*Task prompt*
Find the lines of data that contain the string "免费试用", then list them.

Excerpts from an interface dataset
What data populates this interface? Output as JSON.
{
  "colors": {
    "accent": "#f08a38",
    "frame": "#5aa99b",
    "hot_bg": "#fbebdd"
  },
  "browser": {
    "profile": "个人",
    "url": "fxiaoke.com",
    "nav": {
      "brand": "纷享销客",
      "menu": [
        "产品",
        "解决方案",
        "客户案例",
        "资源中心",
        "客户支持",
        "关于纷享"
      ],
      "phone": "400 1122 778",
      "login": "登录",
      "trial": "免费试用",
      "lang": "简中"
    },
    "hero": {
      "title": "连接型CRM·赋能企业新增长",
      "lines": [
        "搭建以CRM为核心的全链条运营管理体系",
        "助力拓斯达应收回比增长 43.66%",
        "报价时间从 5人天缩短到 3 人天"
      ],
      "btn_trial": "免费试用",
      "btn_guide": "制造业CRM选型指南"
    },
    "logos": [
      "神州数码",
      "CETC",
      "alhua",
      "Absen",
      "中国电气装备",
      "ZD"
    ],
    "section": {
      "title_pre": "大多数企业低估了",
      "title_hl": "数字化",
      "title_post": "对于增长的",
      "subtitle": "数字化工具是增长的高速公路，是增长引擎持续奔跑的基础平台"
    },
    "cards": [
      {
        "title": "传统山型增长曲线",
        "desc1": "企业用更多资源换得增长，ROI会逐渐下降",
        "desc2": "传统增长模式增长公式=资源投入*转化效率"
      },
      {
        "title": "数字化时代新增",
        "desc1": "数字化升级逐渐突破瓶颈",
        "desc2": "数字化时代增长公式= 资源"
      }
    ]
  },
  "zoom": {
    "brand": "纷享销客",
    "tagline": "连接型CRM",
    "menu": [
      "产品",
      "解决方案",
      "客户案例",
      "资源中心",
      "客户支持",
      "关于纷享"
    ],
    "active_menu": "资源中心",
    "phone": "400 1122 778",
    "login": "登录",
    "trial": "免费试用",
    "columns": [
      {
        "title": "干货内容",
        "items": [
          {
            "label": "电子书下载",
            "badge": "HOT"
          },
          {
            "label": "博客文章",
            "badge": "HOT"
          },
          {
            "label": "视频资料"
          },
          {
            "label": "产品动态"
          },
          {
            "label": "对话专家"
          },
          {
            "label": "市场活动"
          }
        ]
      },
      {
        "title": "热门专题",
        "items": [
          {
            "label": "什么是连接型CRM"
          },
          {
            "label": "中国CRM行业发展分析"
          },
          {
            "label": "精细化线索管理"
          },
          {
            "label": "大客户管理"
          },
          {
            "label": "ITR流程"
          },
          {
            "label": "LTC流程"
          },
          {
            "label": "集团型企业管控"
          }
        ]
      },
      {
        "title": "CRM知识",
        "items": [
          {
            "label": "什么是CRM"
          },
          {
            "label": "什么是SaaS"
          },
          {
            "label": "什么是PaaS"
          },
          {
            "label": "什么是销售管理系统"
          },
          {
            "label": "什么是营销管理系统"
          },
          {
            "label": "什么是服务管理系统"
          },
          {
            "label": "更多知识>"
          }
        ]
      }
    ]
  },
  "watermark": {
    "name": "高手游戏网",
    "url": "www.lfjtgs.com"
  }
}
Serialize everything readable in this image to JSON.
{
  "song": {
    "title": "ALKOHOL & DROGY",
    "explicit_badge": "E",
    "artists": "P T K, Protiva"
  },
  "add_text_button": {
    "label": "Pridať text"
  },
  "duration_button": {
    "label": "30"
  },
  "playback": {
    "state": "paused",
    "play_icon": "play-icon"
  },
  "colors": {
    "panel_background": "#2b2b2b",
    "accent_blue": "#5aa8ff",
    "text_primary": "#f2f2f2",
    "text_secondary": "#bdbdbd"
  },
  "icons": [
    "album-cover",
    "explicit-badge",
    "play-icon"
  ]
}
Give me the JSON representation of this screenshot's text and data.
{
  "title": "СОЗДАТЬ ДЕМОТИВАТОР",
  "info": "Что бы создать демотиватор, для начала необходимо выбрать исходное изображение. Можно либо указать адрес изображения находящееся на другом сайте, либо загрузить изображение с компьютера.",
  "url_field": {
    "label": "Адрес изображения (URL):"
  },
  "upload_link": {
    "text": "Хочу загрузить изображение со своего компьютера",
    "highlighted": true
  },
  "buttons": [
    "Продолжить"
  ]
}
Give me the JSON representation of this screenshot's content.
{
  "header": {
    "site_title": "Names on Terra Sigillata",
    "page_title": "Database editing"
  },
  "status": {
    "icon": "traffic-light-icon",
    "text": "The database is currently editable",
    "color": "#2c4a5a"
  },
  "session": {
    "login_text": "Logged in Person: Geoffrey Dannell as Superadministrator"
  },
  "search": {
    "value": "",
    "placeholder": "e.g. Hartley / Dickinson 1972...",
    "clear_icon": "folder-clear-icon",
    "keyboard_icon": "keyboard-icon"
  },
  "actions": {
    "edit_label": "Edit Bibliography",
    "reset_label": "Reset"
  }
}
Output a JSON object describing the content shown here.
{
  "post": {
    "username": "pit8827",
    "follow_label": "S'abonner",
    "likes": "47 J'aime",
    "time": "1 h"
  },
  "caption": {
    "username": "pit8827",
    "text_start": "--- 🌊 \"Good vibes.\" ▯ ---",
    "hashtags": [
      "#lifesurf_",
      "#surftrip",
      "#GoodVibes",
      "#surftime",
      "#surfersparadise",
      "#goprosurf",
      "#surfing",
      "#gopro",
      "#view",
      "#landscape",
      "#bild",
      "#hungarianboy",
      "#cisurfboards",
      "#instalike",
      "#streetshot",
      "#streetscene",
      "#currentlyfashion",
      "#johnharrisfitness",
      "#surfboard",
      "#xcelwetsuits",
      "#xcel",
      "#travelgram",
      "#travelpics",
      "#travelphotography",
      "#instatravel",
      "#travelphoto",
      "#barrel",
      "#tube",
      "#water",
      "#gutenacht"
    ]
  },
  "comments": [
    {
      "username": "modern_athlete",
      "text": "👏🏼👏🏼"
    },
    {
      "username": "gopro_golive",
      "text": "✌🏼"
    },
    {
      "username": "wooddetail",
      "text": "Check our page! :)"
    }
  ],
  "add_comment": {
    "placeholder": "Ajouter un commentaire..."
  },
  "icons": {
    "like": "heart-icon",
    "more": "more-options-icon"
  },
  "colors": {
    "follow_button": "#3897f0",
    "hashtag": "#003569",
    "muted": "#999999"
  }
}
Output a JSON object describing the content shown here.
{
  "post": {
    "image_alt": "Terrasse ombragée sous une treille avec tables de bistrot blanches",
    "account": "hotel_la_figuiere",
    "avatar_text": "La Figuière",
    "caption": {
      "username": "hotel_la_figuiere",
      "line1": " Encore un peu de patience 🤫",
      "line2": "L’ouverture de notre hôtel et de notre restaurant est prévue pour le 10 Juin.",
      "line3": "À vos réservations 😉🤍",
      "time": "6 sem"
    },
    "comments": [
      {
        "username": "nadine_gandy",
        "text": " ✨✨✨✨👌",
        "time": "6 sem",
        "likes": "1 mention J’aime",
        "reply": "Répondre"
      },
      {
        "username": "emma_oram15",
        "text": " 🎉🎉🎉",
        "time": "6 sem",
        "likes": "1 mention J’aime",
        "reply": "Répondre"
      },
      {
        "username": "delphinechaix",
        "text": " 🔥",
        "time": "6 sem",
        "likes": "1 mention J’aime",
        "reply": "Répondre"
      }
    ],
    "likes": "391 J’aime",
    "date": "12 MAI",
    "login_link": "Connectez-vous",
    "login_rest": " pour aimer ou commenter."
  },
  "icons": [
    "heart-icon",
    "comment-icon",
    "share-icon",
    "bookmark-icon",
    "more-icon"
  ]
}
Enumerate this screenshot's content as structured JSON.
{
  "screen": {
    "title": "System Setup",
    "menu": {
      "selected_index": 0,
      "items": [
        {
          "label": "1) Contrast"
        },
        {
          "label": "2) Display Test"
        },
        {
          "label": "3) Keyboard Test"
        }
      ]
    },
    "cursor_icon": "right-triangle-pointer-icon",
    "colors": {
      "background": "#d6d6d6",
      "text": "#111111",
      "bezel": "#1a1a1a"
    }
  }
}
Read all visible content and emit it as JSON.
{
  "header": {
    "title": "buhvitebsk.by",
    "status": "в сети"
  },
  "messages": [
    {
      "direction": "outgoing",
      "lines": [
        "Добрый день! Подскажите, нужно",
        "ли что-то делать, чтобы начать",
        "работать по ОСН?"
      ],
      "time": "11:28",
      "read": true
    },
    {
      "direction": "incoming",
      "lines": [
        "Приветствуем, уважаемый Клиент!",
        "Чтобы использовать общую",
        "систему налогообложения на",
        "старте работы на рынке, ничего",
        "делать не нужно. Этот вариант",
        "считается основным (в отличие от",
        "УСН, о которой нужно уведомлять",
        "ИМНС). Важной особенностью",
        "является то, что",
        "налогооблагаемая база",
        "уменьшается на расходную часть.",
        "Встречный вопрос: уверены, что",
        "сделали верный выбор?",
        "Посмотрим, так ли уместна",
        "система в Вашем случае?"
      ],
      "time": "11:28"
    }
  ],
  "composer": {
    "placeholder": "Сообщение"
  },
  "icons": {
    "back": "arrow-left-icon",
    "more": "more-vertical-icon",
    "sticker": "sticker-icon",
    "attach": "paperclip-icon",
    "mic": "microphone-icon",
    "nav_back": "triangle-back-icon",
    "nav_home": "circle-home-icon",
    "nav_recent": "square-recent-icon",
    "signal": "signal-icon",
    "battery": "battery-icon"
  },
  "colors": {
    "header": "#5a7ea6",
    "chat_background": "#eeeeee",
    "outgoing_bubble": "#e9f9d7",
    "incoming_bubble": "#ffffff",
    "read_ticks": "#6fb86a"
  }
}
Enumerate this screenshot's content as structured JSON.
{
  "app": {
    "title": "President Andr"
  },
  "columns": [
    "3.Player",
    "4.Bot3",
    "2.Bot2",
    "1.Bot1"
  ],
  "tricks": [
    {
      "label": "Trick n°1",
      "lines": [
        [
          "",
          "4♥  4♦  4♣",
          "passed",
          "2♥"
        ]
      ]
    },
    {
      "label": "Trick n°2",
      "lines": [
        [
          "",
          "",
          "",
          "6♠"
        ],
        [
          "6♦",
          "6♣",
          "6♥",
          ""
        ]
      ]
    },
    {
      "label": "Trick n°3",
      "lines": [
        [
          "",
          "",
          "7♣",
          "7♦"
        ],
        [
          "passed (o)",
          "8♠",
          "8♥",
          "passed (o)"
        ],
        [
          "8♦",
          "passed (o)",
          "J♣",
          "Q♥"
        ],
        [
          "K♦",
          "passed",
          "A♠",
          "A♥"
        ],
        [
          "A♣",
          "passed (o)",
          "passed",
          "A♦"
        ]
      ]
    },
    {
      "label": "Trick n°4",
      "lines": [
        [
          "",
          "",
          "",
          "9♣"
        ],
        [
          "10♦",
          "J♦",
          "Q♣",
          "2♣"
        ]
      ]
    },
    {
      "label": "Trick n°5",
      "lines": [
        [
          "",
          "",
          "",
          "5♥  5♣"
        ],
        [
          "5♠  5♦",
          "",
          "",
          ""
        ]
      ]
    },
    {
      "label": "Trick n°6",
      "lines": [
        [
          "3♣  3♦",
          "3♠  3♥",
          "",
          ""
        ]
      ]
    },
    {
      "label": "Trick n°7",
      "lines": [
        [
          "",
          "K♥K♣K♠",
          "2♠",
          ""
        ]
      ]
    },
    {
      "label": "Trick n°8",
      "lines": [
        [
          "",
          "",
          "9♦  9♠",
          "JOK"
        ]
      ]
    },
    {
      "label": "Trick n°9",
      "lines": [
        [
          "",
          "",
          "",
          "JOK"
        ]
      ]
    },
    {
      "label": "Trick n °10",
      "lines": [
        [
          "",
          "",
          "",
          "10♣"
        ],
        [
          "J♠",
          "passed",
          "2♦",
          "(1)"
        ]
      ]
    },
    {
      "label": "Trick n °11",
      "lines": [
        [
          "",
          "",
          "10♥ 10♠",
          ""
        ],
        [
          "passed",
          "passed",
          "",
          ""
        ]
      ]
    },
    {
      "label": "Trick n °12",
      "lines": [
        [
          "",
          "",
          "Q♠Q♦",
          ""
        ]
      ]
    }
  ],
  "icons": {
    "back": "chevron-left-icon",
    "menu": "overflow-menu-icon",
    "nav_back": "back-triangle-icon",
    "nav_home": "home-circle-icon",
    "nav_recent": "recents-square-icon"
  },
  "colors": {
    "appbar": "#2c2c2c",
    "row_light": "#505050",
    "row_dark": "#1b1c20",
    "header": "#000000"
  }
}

*Answer section*
      "trial": "免费试用",
      "btn_trial": "免费试用",
    "trial": "免费试用",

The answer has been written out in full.